|ACR$V_VERSION||See Table C-3.|
|ACR$V_CUSTOMER||See Table C-3.|
The file name packet contains the name of the accounting file. Figure C-3 shows the format of the file name packet. Table C-7 describes the field contained in the packet. See Section C.1.2.1 for information on the packet header.
Figure C-3 Format of a File Name Packet
|ACR$T_FILENAME||Name of the file (counted ASCII string that gives full file specification).|
The identification packet identifies the process that caused the record to be logged.
Figure C-4 Format of an Identification Packet
|ACR$L_PID||Process identifier (PID) of the process. (longword)|
|ACR$L_OWNER||PID of the parent process. (longword)|
|ACR$L_UIC||UIC of the process. The UIC can be addressed as two separate words: ACR$W_MEM for the member number, and ACR$W_GRP for the group number. (longword)|
|ACR$Q_PRIV||Privileges held by the process. (quadword)|
|ACR$B_PRI||Base priority of the process. (byte)|
|ACR$B_IDFLGS||Flags byte; full address and full name present if low bit is set.|
|ACR$W_USERNAME||Offset to counted ASCII string containing the user name of the process. (word)|
|ACR$W_ACCOUNT||Offset to counted ASCII string containing the account name of the process. (word)|
|ACR$W_NODENAME||Offset to counted ASCII string containing the Phase W node name of the remote process. (word)|
Offset to counted ASCII string containing the terminal name. (word).
Starting from OpenVMS Version 8.4 this symbolic offset is changed to a
format where the first four bytes that store the terminal name is an
ASCII string and the remaining four bytes of (unit number) data is
converted to an integer and stored in integer format. This change is to
support large device names (more than 8 characters) in accounting
records. For example, in the following new format the TNA55 terminal
name is stored as TNA37.
|ACR$W_JOBNAME||Offset to counted ASCII string containing the job name. (word)|

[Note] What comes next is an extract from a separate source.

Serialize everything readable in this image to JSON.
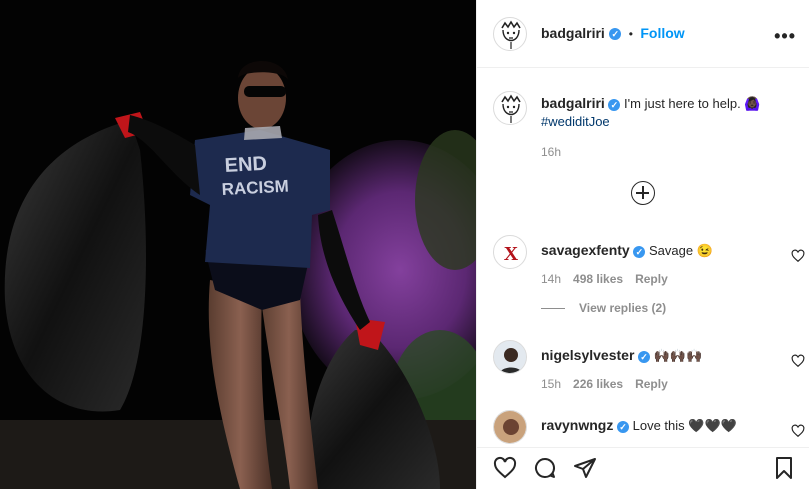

|ACR$L_JOBID||Identification of the print or batch job (queue entry number). (longword)|
|ACR$W_QUEUE||Offset to counted ASCII string containing the name of the queue with which a batch or print job is associated. (word)|
|ACR$W_NODEADDR||Offset to a counted binary string containing the Phase W remote node address. (word)|
|ACR$W_REMOTEID||Offset to counted ASCII string containing the remote ID of the remote process (varies with network implementation and use). (word)|
|ACR$W_FULLADDR||Offset to a counted binary string containing the complete remote node network address. On a DECnet-Plus system, this is the remote node's NSAP address.|
|ACR$W_FULLNAME||Offset to a counted ASCII string containing the complete remote node name. On a DECnet-Plus system, this is the remote node's full name.|